═════ PROVIDED DATA

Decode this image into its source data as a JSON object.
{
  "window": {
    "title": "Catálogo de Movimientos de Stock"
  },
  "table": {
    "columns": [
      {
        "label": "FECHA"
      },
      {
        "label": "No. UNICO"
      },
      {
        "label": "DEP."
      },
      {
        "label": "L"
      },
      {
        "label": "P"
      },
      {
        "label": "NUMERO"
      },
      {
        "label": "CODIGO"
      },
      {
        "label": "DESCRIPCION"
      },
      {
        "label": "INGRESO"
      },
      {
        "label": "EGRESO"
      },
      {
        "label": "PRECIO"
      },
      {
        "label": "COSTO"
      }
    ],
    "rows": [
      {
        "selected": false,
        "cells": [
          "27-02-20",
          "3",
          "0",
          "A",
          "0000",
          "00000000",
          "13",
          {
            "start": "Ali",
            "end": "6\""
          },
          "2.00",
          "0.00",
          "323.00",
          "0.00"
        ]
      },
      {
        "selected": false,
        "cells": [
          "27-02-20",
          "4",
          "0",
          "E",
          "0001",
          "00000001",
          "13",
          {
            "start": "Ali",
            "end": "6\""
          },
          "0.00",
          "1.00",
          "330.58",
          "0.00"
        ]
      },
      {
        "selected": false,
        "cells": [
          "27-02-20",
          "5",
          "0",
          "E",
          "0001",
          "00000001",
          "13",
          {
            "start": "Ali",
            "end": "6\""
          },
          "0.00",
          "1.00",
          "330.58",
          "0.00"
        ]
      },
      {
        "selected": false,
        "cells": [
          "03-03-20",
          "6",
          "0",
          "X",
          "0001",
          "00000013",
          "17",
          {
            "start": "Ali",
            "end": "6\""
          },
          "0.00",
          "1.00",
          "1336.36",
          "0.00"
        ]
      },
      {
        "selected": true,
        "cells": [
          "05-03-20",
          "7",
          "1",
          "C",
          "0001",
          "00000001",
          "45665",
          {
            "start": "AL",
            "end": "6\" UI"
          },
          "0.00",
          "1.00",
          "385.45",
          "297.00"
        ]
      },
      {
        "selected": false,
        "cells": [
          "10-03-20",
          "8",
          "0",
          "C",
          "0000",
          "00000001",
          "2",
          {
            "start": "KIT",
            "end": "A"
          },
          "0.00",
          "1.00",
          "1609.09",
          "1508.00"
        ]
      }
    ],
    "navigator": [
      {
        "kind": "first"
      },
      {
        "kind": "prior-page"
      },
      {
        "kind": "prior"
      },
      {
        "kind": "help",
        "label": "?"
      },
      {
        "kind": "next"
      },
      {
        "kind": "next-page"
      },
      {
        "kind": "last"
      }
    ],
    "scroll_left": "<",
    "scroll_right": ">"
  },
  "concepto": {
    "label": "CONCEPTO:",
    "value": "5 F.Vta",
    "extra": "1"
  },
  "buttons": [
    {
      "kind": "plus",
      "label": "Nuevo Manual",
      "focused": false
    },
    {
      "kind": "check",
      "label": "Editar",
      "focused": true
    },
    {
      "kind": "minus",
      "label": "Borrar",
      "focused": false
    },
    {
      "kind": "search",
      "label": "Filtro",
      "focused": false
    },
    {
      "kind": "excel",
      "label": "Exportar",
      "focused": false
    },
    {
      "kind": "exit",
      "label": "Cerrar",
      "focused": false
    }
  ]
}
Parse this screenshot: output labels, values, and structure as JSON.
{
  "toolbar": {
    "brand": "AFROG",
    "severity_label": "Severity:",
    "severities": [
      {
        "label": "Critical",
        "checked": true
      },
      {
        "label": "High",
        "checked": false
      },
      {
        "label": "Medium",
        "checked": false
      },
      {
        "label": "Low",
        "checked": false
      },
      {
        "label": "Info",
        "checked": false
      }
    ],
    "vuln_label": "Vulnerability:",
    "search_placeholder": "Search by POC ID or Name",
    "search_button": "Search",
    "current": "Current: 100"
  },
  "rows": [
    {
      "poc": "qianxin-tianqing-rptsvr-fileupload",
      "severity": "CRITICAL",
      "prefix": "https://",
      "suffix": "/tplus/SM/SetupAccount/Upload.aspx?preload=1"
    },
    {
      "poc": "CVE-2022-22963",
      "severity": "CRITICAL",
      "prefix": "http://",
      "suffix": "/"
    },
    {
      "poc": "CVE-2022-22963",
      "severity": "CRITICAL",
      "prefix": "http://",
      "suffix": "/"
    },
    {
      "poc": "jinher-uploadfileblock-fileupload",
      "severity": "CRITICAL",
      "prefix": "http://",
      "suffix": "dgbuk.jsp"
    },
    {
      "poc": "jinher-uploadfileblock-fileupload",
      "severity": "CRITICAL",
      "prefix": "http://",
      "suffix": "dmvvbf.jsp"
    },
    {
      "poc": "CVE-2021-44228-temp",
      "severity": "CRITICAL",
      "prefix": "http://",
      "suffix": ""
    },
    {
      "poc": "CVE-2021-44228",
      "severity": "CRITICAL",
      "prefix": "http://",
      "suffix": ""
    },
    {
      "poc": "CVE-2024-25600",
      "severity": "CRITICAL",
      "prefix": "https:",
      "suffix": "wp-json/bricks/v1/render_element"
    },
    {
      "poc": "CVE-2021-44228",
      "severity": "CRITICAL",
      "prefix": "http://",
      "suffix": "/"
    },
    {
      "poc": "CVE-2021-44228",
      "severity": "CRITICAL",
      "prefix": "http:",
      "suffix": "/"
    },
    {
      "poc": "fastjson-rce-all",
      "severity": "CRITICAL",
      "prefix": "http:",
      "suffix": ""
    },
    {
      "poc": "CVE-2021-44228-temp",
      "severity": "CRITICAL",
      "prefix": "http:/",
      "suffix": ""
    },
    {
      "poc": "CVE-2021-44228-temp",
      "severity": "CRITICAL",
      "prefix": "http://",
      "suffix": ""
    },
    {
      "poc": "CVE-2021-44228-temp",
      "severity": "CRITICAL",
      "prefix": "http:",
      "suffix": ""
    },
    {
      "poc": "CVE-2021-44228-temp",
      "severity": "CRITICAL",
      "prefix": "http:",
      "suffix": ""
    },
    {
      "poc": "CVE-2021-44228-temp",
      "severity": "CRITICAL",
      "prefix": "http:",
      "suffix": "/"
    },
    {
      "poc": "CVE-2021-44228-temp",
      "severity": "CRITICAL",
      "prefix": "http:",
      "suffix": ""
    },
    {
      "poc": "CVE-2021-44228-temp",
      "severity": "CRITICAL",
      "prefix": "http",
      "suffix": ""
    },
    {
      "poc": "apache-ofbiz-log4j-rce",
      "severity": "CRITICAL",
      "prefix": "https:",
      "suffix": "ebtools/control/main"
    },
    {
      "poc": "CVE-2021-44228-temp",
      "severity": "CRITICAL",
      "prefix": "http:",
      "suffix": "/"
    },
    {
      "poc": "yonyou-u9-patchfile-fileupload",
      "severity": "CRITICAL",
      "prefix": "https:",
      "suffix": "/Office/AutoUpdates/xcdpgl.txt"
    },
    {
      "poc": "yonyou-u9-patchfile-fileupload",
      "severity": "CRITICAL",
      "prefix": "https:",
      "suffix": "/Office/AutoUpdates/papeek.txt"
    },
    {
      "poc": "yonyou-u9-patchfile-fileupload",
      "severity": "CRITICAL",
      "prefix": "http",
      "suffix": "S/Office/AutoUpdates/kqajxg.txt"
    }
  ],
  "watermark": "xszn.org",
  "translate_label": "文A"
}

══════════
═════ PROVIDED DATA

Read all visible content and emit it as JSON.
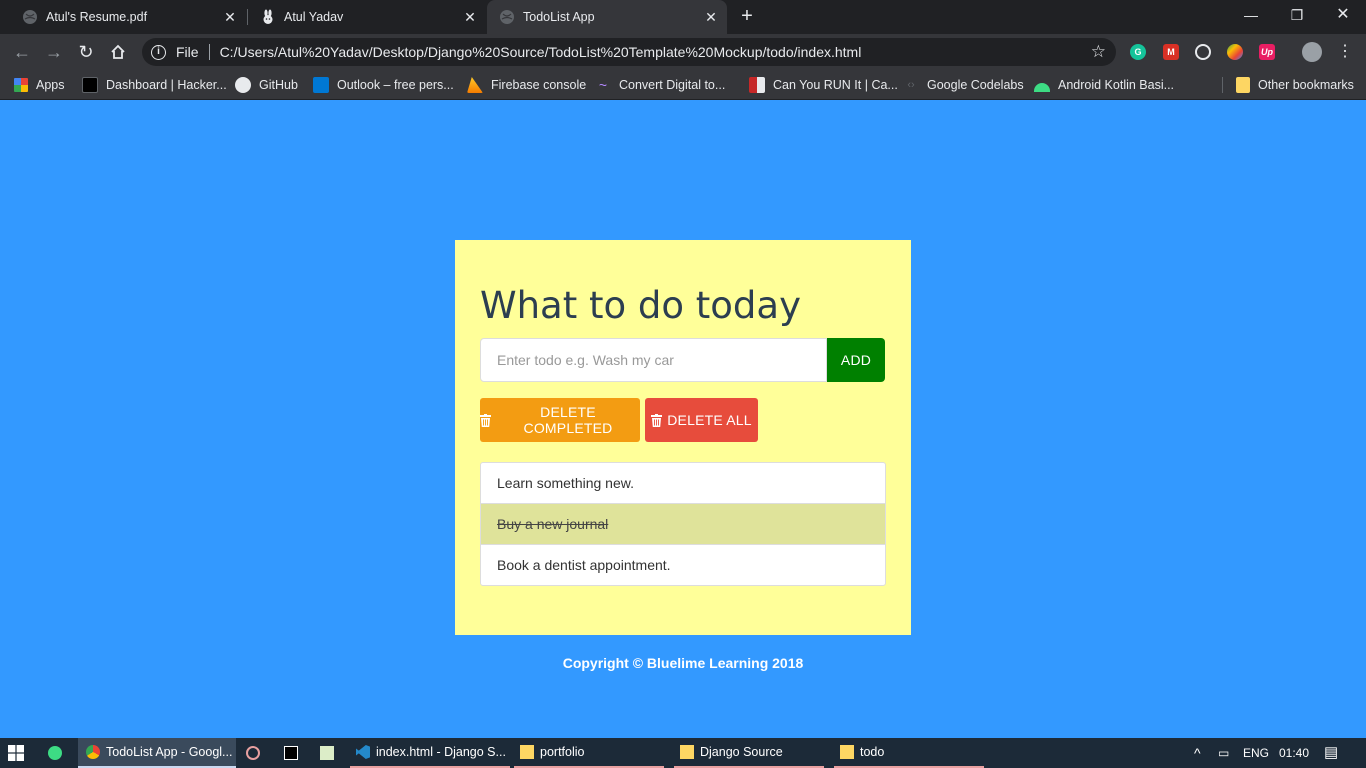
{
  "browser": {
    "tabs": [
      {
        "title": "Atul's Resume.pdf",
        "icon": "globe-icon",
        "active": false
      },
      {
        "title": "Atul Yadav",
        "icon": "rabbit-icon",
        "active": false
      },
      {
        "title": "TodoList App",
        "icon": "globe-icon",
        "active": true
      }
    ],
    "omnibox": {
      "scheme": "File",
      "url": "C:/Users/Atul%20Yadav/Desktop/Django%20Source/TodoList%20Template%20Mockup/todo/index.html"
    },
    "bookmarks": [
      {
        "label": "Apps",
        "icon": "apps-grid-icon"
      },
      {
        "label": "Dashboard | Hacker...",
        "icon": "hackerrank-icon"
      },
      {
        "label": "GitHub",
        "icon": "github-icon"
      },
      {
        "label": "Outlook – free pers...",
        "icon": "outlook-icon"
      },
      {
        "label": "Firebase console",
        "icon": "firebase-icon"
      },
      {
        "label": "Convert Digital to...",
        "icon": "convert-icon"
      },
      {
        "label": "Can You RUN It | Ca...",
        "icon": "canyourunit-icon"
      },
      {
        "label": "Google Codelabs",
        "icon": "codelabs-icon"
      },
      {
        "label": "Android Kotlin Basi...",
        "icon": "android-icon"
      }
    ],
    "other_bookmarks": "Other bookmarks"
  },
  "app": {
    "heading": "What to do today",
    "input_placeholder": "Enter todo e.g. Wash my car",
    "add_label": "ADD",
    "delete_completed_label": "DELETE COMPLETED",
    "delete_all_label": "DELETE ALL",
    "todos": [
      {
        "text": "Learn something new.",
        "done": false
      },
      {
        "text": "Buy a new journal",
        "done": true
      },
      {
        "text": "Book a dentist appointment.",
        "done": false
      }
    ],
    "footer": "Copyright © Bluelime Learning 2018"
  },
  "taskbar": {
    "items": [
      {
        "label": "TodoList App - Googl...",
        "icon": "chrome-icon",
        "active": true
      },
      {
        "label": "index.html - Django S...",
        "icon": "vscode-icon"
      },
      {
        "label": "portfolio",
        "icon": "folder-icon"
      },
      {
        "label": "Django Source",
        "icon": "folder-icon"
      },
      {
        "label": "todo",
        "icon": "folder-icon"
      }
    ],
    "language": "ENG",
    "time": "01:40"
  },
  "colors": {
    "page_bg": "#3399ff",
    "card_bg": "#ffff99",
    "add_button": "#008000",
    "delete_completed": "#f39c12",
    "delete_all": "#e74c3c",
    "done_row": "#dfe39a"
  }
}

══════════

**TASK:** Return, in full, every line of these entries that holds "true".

**EXERCISE OUTPUT:**
        "selected": true,
      "focused": true
        "checked": true
        "active": true
        "done": true
        "active": true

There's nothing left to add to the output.